Dissertations and Theses
Impact of Percutaneous Transluminal Intervention on Vascular Hypoxia and the Role of Micro-calcifications on Atherosclerotic Plaque Rupture
Date of Award
plaque rupture, microcalcifications, numerical modeling, vulnerable plaque, vascular stenting, Vasa Vasorum
Atherosclerotic disease is initiated by cholesterol build-up beneath the endothelium, which evolves into a fibroatheroma, a lipid-rich plaque covered by a fibrous cap. Many of these plaques are considered as vulnerable, as they grow to occlude the luminal section of the artery (chronically stenotic) or become mechanically unstable with a higher chance of rupturing (rupture-prone). On one hand, chronically stenotic vulnerable plaques are symptomatic lesions that are often treated with Percutaneous Transluminal Intervention (PTI). Unfortunately, approximately 10% of PTI procedures are followed by severe Neointima Hyperplasia (NH), which causes a new occlusion and failure of the implant. A significant precursor of NH appears to be PTI-induced vascular hypoxia, but the reason for this drop in oxygen tension remains unclear. On the other hand, rupture-prone vulnerable plaques are predominantly asymptomatic and remain silent until the fibrous cap ruptures under the action of blood pressure, triggering a sudden, severe clinical event such as myocardial infarction or stroke. The stability of the fibrous cap is crucial to assess the vulnerability of a plaque, but a thorough characterization of the factors that compromise its mechanical integrity has yet to be defined.

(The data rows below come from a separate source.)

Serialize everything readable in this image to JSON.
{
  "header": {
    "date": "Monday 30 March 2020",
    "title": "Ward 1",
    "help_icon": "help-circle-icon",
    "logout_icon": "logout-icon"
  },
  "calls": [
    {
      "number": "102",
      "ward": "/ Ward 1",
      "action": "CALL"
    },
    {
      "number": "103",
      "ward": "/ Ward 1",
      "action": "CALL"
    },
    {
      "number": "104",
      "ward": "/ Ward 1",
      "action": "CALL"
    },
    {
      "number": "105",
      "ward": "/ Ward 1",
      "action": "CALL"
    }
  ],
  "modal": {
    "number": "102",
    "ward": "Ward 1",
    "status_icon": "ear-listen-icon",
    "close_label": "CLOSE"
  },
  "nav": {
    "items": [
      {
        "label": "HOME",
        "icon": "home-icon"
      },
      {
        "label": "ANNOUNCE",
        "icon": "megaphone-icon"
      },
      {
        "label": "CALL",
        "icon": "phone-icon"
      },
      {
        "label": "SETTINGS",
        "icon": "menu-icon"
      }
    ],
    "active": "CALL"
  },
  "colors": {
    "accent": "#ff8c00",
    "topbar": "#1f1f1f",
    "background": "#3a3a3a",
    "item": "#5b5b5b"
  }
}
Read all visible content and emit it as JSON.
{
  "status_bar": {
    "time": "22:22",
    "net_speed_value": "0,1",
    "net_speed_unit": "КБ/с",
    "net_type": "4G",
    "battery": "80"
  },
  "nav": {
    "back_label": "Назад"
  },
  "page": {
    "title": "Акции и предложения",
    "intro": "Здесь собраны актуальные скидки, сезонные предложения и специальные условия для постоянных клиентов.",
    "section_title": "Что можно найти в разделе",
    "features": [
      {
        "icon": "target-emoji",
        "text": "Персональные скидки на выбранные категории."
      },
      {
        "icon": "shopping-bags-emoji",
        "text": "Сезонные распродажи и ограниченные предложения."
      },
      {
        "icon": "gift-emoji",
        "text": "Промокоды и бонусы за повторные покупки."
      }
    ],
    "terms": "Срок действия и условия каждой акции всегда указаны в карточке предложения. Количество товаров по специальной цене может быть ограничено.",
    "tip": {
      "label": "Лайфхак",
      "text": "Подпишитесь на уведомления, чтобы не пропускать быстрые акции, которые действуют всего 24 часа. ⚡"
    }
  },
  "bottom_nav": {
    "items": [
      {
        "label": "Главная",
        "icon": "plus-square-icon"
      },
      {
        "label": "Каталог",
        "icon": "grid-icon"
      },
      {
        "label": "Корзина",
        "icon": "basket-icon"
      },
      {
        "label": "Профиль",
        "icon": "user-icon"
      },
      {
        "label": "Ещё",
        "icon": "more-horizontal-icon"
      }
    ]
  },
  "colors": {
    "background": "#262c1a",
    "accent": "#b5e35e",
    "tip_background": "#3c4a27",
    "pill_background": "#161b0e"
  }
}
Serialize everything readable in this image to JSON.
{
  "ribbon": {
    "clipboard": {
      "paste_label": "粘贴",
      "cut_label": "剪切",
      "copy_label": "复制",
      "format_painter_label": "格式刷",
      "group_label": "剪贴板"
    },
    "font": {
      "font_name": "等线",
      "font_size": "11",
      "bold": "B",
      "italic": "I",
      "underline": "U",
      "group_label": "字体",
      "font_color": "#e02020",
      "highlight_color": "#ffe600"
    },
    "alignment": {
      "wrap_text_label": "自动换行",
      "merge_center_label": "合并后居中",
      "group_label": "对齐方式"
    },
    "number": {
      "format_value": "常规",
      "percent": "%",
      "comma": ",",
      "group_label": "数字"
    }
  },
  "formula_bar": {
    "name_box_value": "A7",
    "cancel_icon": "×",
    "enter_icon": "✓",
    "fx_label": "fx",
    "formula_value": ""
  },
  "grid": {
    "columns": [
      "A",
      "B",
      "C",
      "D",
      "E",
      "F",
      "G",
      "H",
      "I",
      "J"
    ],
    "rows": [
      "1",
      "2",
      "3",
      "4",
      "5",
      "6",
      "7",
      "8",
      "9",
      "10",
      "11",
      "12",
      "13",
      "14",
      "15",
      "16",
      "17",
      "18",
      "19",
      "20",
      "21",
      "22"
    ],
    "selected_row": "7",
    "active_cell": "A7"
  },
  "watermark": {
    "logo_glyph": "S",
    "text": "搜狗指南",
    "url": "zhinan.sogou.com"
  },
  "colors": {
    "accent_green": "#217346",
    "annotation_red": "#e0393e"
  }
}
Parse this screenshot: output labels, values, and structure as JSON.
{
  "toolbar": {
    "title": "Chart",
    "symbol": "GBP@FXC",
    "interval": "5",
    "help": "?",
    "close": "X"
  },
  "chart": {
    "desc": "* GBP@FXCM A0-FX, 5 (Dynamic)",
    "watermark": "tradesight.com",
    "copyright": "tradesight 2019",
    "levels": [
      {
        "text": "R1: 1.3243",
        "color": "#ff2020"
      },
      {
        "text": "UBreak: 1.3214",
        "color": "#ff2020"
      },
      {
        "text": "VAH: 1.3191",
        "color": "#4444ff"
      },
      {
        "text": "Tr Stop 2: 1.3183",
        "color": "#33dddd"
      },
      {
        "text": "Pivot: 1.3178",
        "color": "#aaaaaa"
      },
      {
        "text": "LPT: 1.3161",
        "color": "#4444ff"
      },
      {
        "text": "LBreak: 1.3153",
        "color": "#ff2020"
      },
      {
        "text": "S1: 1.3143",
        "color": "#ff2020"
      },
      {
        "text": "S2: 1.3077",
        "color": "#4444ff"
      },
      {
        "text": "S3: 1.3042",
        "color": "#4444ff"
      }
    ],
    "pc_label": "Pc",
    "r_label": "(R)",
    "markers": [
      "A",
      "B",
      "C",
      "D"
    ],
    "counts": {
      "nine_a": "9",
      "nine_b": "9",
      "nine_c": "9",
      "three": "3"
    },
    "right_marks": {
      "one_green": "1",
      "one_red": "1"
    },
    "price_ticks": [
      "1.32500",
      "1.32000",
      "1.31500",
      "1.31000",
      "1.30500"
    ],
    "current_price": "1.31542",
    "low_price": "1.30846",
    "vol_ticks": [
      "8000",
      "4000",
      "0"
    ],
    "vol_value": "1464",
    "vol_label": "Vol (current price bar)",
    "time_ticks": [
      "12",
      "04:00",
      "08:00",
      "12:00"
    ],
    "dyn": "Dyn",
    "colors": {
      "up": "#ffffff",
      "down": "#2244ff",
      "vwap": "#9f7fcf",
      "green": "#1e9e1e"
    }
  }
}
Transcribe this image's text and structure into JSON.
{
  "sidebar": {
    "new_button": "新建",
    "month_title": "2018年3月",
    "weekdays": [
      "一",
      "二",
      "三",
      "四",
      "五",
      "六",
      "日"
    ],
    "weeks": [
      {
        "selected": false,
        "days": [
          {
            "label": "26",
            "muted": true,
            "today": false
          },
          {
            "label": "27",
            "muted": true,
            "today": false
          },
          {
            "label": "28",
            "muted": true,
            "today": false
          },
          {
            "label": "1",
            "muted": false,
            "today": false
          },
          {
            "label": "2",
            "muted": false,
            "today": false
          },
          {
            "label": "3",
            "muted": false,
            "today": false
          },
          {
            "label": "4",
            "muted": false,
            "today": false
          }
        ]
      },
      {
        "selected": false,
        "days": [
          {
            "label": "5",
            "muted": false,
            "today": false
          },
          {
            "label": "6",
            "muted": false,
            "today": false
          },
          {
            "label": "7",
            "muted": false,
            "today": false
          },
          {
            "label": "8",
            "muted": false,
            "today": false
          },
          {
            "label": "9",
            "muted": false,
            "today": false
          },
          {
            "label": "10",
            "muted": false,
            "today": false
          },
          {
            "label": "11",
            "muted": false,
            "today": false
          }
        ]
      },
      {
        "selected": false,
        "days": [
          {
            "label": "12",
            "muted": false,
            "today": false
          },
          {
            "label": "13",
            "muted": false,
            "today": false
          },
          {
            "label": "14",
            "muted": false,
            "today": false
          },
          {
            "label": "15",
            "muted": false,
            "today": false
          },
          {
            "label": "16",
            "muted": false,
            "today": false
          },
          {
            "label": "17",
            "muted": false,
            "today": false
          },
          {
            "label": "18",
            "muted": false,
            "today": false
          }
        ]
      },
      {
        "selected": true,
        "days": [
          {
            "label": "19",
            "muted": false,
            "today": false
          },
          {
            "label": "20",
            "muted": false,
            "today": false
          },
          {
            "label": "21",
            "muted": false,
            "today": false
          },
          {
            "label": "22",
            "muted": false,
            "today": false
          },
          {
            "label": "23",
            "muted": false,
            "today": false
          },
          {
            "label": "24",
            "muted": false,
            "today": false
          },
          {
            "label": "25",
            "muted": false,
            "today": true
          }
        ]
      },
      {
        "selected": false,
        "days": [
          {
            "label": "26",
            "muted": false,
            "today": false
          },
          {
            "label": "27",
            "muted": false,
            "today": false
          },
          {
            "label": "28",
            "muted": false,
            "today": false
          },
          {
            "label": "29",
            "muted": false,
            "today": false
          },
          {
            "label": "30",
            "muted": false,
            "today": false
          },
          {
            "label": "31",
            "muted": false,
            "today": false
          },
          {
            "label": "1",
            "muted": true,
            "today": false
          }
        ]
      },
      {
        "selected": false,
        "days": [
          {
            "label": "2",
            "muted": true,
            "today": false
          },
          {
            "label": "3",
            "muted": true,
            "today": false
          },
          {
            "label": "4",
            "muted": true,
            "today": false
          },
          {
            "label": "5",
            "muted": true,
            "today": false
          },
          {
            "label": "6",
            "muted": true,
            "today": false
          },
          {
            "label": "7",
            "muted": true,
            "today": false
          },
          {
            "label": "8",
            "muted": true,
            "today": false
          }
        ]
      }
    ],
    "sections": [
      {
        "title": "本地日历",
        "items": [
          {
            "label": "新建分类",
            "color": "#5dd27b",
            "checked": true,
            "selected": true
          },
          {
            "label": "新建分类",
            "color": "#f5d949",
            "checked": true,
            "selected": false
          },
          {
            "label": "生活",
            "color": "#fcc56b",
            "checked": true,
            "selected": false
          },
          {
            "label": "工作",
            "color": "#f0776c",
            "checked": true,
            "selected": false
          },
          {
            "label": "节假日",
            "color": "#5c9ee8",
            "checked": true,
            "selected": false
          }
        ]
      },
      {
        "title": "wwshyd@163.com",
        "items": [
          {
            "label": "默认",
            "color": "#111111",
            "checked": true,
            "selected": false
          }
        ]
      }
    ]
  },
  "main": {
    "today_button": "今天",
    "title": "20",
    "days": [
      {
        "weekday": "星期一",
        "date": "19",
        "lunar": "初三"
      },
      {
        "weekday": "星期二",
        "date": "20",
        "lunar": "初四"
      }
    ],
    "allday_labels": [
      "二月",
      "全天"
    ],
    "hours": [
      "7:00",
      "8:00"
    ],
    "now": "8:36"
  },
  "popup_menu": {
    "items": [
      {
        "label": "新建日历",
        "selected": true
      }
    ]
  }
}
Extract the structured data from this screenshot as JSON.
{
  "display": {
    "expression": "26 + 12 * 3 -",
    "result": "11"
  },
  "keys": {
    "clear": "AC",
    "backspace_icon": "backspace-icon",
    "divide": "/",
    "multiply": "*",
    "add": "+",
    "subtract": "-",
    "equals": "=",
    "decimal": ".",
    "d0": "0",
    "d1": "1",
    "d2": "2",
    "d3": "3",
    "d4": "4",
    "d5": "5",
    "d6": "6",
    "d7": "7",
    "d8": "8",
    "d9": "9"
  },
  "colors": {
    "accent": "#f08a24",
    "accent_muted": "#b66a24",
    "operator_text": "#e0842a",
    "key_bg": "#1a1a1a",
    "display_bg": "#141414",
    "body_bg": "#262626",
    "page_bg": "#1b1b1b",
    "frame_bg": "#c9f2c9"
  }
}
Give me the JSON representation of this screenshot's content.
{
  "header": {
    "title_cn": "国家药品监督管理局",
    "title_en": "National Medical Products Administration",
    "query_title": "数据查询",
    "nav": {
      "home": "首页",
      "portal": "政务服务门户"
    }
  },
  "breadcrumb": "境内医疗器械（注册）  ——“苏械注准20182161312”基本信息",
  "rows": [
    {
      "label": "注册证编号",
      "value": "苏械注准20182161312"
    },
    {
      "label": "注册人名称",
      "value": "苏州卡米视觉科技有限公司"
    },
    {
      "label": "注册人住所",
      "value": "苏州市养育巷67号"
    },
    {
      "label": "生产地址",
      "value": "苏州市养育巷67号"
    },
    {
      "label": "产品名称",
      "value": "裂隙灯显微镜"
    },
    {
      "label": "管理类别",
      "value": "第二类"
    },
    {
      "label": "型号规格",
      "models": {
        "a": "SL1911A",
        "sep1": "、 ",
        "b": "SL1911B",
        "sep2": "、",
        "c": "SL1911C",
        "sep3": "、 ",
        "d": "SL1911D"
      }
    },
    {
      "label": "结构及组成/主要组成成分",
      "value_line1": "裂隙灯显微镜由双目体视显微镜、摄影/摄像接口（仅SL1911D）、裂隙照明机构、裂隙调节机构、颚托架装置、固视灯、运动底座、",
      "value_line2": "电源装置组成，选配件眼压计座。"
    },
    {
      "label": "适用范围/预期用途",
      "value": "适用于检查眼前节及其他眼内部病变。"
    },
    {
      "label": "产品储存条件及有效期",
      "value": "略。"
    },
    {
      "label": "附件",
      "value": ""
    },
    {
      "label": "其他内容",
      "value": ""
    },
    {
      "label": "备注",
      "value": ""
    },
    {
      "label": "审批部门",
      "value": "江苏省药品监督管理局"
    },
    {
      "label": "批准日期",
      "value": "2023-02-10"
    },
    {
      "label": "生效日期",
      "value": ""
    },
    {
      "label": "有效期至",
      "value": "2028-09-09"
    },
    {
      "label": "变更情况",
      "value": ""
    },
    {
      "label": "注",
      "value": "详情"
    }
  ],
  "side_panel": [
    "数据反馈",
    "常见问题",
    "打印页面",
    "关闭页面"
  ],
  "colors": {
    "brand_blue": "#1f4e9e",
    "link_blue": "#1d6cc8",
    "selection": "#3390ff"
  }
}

In this dissertation, we first explored Vasa Vasorum (VV) compression after PTI as the root cause of vascular hypoxia and then analysed the effect of micro-calcifications (µCalcs) as a high-risk indicator of plaque vulnerability. To achieve this, we combined numerical simulations on idealized and ex-vivo human coronary arteries, high-resolution imaging modalities, the development of a micro-material tensile machine, characterization of arterial tissues mimicking materials, and mechanical testing of fibrous caps laboratory models. Overall, we found that PTI significantly deforms the VV network that perfuses the artery, with levels of compressions that depend on the location of the branches and the degree of stent expansion. The VV that are squeezed the most experience major fold-increases in hydraulic resistance, which could lead to vascular hypoxia, followed by NH. We demonstrated that the presence of one spherical µCalc in the cap tissue is the most influential factor of plaque vulnerability together with the cap thickness. The µCalc-induced stress amplification at the particle tensile poles can transform a stable human coronary atheroma into a rupture-prone lesion. The same effect is also observed in fibrous cap laboratory models containing hard solid micro-beads (µBeads). When the µBeads -to-cap model size ratio reaches a critical point, the material starts experiencing early rupture, with a reduction in ultimate strength that is positively correlated with the µBeads diameter. Additionally, closely spaced µBeads further compromise the mechanical stability of the fibrous cap phantoms, validating previous analytical and numerical studies that showed an exponential increase in stresses between close pairs of µCalcs.
Corti, Andrea, "Impact of Percutaneous Transluminal Intervention on Vascular Hypoxia and the Role of Micro-calcifications on Atherosclerotic Plaque Rupture" (2022). CUNY Academic Works.
Biomaterials Commons, Biomechanics and Biotransport Commons, Biomedical Devices and Instrumentation Commons, Other Biomedical Engineering and Bioengineering Commons